Still, though, the corporate juggernaut does often seem to have one eye on the future. And, yes, perhaps that’s only because some pragmatic person in an office somewhere has realized there’s no profit to be made on a dead planet, but – regardless – the end result remains the same. And so, having last year joined forces with San Francisco-based carbon capture outfit Rubi Labs, Walmart now finds itself once again entwined with a cutting-edge material innovator.

Working with Oakland-based 3D-weaving pioneers Unspun, Walmart intends to use the innovator’s unique production method, Vega, to produce apparel. Now, if you’re wondering exactly what that means – or why, considering it’s more about manufacturing processes than materials, it’s set to make any kind of difference to the company’s impact – that’s fair enough. But, really, it’s all in the “How?”, rather than the why.

With its 3D approach to weaving, Vega cuts out multiple stages of the production process – most notably the cutting and stitching elements, which not only lead to waste and to lost inventory but also to added emissions from transport – and closes the manufacturing circle, going straight from yarn to garment in one fell swoop. Which, for a company the size of Walmart, could end up moving the needle in ways it’s hard yet even to predict.
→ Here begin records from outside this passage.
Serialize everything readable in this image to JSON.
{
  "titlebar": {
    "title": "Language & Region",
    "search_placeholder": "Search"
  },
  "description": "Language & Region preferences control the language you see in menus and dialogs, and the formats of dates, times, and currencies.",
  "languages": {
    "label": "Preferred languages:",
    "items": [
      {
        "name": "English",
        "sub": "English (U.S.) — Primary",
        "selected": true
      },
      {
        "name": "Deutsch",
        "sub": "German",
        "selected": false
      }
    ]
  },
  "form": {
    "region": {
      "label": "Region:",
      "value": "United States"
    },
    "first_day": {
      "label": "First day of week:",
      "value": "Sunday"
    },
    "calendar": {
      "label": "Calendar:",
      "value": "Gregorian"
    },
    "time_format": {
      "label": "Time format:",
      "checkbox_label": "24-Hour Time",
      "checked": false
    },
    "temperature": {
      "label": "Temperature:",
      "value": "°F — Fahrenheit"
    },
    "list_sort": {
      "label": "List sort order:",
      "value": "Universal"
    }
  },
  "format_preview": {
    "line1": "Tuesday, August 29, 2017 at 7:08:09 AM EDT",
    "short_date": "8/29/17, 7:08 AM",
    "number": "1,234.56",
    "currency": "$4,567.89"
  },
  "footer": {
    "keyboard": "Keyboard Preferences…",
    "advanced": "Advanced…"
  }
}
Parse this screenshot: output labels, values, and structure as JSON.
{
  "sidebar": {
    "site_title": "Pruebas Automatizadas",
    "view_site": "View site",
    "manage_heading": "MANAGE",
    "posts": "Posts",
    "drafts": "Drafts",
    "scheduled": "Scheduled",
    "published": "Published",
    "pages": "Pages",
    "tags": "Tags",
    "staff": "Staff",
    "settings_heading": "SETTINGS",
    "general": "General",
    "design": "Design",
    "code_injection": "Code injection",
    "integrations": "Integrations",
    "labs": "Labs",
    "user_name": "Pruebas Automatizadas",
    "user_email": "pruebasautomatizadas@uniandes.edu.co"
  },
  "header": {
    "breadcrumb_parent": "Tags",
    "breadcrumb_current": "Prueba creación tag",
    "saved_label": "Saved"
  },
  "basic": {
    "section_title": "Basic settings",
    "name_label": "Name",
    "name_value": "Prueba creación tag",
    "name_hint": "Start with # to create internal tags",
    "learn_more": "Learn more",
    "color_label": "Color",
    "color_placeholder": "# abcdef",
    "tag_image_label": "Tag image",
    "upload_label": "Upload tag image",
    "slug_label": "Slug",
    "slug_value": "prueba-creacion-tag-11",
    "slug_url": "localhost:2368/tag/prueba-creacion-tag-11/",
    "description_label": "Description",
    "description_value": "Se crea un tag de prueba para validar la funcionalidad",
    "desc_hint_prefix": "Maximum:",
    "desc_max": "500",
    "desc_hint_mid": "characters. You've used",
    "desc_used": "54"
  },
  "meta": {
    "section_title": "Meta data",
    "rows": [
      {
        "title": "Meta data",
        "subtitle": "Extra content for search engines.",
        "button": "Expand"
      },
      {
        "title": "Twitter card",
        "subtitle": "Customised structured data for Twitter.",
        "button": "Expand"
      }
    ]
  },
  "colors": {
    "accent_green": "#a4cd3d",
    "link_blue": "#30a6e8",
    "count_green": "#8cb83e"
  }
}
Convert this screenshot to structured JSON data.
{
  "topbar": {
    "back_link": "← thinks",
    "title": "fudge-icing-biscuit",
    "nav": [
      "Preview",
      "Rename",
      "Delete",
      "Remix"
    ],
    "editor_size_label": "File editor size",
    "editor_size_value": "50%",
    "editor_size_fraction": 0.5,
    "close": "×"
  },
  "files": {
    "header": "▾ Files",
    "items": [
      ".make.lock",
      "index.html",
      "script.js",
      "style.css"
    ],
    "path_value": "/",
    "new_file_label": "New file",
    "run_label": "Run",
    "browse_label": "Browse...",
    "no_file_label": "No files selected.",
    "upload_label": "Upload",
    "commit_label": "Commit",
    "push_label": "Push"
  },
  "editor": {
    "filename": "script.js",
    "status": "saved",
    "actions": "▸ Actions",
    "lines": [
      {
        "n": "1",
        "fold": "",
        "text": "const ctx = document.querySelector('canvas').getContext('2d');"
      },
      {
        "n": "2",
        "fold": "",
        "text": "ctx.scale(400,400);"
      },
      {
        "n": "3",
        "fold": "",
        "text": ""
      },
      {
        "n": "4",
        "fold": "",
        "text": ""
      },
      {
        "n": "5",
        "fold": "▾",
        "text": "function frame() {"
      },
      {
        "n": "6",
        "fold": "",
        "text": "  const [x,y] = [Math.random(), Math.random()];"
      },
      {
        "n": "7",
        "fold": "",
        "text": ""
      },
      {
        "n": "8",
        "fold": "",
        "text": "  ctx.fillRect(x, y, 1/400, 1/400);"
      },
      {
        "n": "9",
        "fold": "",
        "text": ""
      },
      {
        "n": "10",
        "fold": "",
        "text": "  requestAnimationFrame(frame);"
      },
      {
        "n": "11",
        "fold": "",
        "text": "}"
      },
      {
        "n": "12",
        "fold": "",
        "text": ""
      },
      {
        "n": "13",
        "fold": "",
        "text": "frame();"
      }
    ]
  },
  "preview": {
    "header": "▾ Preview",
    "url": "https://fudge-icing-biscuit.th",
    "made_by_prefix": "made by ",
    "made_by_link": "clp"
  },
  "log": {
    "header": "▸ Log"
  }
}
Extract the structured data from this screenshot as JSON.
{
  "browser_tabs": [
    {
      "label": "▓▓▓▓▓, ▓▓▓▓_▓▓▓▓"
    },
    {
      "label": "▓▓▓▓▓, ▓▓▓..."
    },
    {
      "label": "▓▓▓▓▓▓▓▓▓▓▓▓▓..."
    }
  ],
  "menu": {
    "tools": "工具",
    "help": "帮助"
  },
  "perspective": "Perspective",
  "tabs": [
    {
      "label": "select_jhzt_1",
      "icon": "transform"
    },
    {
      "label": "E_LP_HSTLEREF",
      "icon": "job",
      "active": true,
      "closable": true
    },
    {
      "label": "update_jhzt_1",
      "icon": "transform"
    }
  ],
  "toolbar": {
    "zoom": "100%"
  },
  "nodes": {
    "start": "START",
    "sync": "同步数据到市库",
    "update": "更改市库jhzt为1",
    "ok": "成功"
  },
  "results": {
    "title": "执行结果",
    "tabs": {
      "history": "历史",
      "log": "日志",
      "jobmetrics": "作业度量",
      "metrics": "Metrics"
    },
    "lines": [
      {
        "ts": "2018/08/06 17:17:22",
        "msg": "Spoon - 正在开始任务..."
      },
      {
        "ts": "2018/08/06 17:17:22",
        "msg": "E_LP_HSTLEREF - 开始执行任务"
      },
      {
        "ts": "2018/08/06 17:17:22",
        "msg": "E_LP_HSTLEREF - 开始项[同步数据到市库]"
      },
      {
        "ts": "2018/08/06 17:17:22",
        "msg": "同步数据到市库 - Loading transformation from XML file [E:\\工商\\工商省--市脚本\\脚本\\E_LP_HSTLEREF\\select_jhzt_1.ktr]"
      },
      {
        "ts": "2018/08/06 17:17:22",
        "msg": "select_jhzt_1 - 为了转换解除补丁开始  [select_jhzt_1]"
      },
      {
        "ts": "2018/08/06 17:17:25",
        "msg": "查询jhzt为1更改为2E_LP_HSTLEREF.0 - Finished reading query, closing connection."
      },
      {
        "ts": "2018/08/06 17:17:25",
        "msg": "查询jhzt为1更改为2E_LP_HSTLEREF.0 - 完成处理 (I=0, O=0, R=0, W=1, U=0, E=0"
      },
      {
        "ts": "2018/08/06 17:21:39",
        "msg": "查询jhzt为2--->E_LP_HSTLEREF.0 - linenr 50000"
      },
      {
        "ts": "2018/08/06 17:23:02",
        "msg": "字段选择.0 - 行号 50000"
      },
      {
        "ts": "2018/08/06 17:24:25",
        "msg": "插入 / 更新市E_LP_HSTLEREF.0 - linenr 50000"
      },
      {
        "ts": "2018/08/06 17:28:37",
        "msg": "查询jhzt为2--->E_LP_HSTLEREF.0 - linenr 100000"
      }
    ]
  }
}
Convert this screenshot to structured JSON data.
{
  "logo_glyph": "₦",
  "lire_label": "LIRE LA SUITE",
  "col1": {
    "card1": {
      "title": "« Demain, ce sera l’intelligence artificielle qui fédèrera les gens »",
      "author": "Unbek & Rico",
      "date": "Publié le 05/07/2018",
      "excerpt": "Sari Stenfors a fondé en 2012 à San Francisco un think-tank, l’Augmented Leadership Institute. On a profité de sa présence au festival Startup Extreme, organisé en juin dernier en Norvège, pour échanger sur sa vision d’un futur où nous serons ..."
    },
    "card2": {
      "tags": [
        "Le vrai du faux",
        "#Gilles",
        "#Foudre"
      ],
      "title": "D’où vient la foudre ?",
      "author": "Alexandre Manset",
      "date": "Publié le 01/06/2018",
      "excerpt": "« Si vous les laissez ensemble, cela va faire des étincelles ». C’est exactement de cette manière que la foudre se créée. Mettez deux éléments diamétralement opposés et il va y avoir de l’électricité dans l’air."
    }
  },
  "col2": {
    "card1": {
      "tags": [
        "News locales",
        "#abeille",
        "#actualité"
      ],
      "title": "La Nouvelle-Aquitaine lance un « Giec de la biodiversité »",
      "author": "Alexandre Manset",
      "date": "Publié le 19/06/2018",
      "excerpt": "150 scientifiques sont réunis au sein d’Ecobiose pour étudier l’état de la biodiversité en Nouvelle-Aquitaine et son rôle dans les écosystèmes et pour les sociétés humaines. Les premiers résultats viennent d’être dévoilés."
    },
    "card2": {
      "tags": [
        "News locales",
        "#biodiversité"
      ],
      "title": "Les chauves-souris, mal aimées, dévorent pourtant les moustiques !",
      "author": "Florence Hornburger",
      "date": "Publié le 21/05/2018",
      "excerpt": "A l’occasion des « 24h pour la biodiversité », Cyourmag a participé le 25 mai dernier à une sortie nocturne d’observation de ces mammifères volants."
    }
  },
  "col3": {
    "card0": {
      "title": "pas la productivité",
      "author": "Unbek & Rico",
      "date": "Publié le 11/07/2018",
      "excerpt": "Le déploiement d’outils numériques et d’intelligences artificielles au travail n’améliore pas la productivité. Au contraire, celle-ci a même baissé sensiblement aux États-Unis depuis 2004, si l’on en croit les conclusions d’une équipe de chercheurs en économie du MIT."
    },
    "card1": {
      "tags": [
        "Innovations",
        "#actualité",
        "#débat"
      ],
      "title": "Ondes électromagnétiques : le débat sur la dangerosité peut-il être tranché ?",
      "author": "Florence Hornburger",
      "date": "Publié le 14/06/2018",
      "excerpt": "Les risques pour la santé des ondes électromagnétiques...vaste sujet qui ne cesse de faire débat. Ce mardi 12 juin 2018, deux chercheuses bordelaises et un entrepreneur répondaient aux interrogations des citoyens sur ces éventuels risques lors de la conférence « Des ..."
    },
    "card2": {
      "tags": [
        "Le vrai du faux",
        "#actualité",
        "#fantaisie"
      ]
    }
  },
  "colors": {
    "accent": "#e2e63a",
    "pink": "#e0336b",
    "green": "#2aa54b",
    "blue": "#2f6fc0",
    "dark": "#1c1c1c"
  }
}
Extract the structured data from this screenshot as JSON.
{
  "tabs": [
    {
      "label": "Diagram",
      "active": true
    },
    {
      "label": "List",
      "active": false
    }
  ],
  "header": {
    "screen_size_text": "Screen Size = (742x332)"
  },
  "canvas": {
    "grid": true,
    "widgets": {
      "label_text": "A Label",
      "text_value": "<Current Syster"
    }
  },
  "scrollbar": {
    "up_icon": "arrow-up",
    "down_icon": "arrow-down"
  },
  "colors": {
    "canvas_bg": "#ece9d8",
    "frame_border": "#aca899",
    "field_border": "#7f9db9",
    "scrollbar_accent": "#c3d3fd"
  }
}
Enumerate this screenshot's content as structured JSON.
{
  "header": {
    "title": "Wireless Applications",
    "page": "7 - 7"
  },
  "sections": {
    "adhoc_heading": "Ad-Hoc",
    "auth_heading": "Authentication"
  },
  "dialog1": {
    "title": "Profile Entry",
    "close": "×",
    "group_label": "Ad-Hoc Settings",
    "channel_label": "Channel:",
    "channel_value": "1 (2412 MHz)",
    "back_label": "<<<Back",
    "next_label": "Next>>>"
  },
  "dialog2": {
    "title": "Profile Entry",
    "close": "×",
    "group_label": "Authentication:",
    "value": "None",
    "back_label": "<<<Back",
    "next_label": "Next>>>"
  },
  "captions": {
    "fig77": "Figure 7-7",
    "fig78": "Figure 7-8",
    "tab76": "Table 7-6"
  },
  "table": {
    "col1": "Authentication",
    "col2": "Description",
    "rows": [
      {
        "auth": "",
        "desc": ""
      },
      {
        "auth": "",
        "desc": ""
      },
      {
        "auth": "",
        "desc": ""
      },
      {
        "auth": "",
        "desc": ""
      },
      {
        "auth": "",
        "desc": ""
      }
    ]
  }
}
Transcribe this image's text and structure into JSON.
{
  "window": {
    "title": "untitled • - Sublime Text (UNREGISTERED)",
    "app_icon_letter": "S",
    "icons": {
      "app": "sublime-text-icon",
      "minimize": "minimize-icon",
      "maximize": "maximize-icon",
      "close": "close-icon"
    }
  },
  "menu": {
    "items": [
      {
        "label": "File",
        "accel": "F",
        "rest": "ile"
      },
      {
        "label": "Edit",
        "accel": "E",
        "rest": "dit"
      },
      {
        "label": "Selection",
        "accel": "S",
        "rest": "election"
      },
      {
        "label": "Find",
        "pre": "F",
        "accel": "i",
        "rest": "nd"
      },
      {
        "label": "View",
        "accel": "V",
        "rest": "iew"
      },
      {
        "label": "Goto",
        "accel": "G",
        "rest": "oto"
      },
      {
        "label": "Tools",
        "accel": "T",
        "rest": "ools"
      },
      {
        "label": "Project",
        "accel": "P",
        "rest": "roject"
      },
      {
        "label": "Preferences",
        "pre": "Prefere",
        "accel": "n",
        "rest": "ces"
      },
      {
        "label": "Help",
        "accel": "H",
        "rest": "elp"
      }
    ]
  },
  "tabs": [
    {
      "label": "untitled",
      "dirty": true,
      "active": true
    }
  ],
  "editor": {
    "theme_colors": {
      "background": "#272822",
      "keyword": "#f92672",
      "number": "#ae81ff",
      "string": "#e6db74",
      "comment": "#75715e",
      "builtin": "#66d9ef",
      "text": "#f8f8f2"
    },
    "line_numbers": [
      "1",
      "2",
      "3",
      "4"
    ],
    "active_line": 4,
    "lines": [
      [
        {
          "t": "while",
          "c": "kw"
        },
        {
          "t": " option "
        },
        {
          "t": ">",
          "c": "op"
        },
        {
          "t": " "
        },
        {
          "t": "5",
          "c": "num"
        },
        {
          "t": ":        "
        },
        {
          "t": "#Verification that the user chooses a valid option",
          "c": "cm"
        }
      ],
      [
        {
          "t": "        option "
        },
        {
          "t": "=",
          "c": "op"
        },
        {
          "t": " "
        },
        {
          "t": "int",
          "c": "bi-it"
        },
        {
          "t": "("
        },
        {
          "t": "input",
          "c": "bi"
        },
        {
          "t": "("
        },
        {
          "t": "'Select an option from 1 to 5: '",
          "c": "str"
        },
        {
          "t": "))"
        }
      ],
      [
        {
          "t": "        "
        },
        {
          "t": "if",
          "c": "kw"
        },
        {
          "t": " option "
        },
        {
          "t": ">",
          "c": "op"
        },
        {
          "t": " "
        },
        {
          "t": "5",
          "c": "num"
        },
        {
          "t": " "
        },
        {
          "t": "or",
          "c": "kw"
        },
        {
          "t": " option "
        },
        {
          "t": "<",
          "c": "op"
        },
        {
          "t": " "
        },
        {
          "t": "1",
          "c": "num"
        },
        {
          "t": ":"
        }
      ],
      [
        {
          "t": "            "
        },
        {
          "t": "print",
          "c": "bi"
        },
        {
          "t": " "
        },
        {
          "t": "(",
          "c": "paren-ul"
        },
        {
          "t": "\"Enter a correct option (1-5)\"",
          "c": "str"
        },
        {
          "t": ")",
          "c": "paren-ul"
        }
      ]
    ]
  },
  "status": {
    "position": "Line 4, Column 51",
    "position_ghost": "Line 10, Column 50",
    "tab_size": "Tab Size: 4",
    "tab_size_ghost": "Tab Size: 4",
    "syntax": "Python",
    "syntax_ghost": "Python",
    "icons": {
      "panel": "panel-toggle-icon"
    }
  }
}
PANGAIA Pushes Tailoring in a Progressive New Direction (With Pineapples)

A lot of energy – arguably too much energy, in fact – has been put into the question of whether pineapple belongs on pizza. Very little though – or, at least as far as we’ve ever heard – has been dedicated to whether the divisive fruit belongs in a suit.

Well, it seems that every conversation has its moment – and now it’s time for this one.

Available now for pre-order, PANGAIA’s new tailoring capsule is crafted entirely from FRUTFIBER™ – that’s banana leaf fiber, pineapple leaf fiber, and bamboo lyocell – making it a primarily plant-based offering, and certainly an Earth-friendlier one – especially when compared to more traditional suiting made from wool, from plastic-based fibers, and from non-regenerative cotton – also marketed as a premium quality product.

Tailoring, though, is a hard sell: at $395 USD for the men’s jacket and $295 USD for the men’s pants, these products aren’t cheap and the question remains as to whether PANGAIA can really get a higher-end formalwear consumer on the hook with progressive materials.

Still, as the old adage goes, “dress for success.”